### AIM OF THE EXERCISE
Wherever a line of the records contains "tous", copy that line.

### DATA TO EXAMINE
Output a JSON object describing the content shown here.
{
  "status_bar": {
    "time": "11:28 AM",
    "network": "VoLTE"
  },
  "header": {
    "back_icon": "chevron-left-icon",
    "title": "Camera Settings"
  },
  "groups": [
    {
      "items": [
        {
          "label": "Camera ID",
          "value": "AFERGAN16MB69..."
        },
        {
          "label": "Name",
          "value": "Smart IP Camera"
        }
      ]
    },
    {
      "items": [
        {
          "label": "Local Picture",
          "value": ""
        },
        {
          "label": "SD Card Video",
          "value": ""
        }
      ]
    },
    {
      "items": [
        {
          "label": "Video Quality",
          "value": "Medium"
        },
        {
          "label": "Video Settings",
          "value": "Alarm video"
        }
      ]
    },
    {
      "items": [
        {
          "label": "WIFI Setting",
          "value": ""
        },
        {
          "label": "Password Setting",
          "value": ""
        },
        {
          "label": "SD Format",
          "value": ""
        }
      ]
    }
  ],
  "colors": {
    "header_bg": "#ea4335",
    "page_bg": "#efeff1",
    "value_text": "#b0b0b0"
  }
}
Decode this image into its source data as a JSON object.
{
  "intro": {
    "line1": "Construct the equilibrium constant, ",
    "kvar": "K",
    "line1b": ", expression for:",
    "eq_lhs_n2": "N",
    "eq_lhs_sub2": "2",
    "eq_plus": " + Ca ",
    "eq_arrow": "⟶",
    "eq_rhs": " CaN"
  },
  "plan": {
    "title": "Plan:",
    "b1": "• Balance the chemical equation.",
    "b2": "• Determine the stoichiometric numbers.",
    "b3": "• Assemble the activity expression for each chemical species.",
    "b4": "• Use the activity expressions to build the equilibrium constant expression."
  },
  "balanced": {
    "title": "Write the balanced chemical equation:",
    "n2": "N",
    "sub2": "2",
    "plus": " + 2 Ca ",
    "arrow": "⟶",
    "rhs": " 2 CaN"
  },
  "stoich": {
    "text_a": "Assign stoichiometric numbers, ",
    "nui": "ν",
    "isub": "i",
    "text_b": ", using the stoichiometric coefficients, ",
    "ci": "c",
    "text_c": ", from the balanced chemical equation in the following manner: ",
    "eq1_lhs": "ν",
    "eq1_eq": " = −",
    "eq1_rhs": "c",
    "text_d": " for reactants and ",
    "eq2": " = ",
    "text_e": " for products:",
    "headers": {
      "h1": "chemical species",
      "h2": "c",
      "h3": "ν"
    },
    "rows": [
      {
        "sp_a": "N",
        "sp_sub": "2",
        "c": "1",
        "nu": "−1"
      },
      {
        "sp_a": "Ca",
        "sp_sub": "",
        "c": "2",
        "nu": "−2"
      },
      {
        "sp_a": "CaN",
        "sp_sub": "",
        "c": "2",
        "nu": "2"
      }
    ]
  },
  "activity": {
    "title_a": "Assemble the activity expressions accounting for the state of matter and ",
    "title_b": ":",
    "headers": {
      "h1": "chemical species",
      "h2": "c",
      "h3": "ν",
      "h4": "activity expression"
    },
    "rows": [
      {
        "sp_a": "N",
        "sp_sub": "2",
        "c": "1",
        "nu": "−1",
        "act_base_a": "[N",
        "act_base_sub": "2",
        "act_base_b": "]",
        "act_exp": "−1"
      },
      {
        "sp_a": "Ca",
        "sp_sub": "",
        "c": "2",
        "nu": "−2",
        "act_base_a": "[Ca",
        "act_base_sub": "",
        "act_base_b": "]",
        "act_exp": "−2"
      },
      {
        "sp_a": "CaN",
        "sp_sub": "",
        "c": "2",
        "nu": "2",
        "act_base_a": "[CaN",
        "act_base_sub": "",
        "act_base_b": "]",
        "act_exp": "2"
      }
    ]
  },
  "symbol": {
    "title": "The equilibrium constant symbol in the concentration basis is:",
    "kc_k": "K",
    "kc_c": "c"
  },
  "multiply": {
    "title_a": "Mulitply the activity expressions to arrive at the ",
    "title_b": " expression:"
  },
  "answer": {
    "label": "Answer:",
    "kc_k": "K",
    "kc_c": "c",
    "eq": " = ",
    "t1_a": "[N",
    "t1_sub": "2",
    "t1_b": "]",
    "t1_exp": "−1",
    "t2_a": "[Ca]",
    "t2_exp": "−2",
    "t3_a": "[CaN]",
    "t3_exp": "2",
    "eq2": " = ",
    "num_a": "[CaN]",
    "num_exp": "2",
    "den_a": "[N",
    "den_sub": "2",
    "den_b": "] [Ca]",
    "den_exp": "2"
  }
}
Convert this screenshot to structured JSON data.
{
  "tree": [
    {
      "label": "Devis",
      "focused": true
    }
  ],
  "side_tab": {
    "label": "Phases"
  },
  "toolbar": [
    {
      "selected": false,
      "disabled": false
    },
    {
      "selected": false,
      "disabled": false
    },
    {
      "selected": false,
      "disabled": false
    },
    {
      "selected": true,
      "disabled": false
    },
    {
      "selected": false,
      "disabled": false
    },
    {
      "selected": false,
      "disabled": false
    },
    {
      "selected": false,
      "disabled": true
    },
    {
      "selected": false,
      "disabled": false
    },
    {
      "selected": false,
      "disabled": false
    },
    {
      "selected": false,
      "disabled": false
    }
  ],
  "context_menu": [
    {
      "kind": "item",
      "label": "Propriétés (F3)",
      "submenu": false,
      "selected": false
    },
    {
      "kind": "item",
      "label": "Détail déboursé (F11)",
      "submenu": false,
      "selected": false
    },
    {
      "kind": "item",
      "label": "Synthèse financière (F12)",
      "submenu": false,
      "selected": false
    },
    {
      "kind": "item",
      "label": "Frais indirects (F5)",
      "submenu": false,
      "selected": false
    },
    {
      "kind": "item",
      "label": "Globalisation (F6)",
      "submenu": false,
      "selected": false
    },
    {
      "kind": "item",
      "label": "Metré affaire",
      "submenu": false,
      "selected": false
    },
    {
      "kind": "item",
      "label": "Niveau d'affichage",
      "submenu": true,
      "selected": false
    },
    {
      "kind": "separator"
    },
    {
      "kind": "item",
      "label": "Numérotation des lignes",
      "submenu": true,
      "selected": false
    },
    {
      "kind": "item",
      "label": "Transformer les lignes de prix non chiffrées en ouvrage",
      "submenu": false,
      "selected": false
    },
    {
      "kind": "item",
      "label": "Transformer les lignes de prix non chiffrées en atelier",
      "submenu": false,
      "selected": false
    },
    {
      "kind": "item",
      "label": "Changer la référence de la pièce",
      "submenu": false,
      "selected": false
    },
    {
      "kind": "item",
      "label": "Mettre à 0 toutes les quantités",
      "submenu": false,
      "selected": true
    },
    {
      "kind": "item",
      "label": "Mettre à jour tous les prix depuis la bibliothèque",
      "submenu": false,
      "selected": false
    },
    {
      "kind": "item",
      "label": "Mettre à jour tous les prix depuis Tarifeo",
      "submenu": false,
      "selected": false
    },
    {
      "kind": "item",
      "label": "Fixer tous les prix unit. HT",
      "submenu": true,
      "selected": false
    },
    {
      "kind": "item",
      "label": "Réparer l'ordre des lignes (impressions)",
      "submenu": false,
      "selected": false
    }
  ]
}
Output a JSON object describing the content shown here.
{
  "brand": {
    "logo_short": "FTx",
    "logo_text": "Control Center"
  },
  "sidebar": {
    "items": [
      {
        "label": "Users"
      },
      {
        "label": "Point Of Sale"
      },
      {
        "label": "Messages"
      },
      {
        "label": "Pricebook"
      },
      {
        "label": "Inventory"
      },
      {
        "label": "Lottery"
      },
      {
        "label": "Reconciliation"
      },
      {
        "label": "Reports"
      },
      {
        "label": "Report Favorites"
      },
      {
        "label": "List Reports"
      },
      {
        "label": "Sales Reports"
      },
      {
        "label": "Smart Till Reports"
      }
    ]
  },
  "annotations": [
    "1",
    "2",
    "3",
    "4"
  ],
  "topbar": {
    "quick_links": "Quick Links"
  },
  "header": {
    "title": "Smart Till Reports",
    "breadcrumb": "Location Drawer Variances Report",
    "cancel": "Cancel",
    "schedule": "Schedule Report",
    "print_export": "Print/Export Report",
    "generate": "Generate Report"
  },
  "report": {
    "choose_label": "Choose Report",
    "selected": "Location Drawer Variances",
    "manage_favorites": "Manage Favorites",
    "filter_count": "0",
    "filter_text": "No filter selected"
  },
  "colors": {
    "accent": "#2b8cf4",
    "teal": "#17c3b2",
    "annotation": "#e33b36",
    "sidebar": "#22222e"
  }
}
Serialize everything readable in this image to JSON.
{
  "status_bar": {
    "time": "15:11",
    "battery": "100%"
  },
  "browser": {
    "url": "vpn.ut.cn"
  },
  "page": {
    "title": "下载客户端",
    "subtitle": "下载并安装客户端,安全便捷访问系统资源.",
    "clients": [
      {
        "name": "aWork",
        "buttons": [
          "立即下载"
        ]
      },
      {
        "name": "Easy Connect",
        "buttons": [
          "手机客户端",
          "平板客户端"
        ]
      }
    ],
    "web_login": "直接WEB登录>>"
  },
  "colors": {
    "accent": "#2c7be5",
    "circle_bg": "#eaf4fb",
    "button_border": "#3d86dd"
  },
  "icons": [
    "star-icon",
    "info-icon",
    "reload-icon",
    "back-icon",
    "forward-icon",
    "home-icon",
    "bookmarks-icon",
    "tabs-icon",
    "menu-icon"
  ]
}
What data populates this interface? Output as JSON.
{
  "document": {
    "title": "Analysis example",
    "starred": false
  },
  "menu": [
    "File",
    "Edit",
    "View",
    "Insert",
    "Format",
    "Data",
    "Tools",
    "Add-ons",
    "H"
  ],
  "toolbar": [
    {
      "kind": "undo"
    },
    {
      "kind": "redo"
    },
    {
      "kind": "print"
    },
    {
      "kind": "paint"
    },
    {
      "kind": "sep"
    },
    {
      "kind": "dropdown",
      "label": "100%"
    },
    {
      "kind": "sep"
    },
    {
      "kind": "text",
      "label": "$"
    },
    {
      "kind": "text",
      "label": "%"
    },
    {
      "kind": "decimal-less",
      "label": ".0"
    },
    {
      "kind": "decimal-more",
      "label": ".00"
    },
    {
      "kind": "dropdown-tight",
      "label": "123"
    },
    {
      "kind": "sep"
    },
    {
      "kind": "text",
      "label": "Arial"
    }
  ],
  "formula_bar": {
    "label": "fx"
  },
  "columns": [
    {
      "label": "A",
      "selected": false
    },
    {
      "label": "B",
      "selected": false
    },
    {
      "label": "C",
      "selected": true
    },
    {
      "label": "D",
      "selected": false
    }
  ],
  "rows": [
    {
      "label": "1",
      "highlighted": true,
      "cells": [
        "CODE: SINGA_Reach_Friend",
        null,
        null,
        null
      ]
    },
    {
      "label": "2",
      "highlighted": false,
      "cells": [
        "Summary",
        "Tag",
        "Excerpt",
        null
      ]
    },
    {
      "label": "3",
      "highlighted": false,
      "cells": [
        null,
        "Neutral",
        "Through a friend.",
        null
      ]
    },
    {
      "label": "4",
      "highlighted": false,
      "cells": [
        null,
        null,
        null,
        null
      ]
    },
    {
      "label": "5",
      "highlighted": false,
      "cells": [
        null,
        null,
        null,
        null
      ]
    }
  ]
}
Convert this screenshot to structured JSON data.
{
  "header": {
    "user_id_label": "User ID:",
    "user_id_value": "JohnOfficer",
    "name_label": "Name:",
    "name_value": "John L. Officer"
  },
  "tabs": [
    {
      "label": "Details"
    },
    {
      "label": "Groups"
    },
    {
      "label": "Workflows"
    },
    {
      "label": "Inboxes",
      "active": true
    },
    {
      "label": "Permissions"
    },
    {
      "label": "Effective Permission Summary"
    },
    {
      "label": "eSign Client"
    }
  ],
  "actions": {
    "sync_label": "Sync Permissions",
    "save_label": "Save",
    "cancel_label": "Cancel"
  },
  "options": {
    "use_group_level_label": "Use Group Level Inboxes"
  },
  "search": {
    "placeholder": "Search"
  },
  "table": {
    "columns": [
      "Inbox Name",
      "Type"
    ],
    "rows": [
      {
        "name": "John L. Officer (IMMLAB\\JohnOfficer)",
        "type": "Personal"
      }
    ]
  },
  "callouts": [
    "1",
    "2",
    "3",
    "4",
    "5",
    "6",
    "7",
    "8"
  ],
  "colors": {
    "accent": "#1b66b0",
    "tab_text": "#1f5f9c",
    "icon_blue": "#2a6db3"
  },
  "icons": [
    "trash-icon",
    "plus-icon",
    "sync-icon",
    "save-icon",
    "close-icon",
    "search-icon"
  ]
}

### REPLY
      "label": "Mettre à jour tous les prix depuis la bibliothèque",
      "label": "Mettre à jour tous les prix depuis Tarifeo",
      "label": "Fixer tous les prix unit. HT",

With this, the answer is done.